What is Driving Customer Experience in the UK?
November 15, 2016
The idea of customer expectations is something many of us would likely say we understand. As customers, we know the difference between a good experience and a bad one. We’ve all been there right? Maybe you’ve made a last-minute change to your flight. Or, you’ve tried to return that pair of shoes you swore would fit when you got home.
It makes sense that a good experience is one that lives up to your expectations. What you may not have guessed, however, is how dramatically customer expectations vary from country to country. What works in America doesn’t necessarily fly other places.
To better understand the perspective of consumers across the pond, Clarabridge conducted a study of how British consumers feel about customer experience in the UK. We surveyed over 1,150 individuals, ages 18 to 59. We uncovered what they see as good customer service, where brands are falling short, and which companies are getting it right. The results revealed a number of unexpected findings. So, as customer service experts, Clarabridge has a few recommendations to help UK companies moving forward – leading to stronger brands with loyal, happy customers.
UK brands need to improve customer service over social media. Only a third of problems that UK residents tweet at brands are resolved, and those that are handled have little sense of urgency. In today’s on-demand economy, consumers have little patience for slow service. UK businesses can’t afford to leave social customer service as a blind spot. Brands should consider implementing strategies to streamline responses to feedback across social media, for faster service and higher success rates.
Customer service calls are a weak spot for UK brands. Three quarters of UK residents have placed customer service calls. However, their experiences leave much to be desired in terms of satisfaction. A mere 5% of customers felt “completely satisfied” with their call experience and more than half (64%) found their calls to be neutral to “not at all satisfying.” Call centers are responsible for 53% of customer’s biggest frustrations when interacting with brands/companies. Most consumers complain about long wait times and their inability to get a live person on the phone. This further underscores the missed opportunity of social customer service for UK brands. Solving issues over social channels like Twitter has the potential to reduce call center volume and save companies time and money. It would give companies a competitive edge by exceeding currently low customer expectations.
John Lewis leads the pack as service still trumps price and product. Nearly half of all UK consumers state they would stop buying a brand’s products if a brand neglected to address their concerns. 100-year-old department store John Lewis led the way. 32% of UK consumers say the store has the best customer service, above any other brand. Tesco and Waitrose are also leaders in providing the kind of customer service consumers have grown to expect. Other brands can emulate the best practices of these industry leaders to build loyal and long-term customer bases, resulting in continued profitability.
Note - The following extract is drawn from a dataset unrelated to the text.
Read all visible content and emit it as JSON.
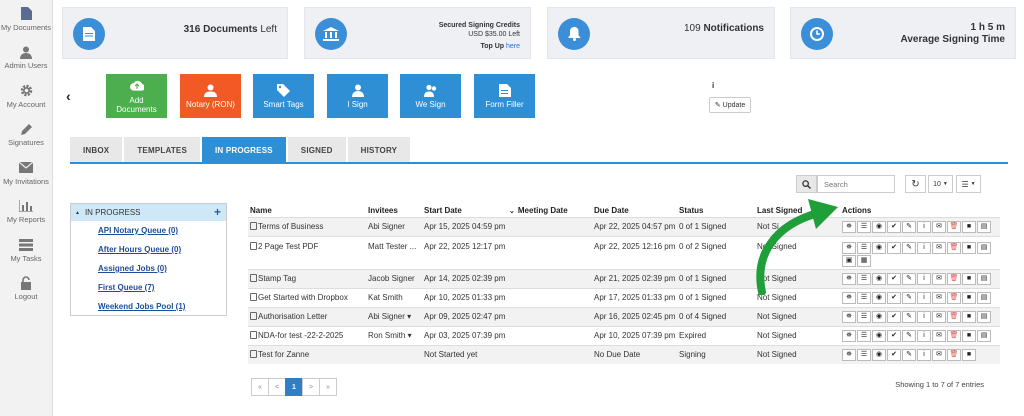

While we are all consumers at heart, it is important to accurately align the customer experience with customer expectations. As our survey revealed, these expectations vary dramatically with geographical location. British consumers expect brands to be quick on their feet and reachable across platforms. Also, customers strongly link brand loyalty to customer service. As UK brands look to the future, they must consider how to react to changing customer expectations and needs. They must ensure consumers feel heard, understood, and cared for, wherever they decide to raise their voices.
To learn more, download the full report, “A Look at UK Customer Expectations in 2016.”
Susan Ganeshan is Clarabridge’s Chief Marketing Officer. Under Susan’s leadership, Clarabridge Marketing produces insightful, educational content that enables business leaders to deliver on the promise of best-in-class customer experience. Follow Susan on Twitter @.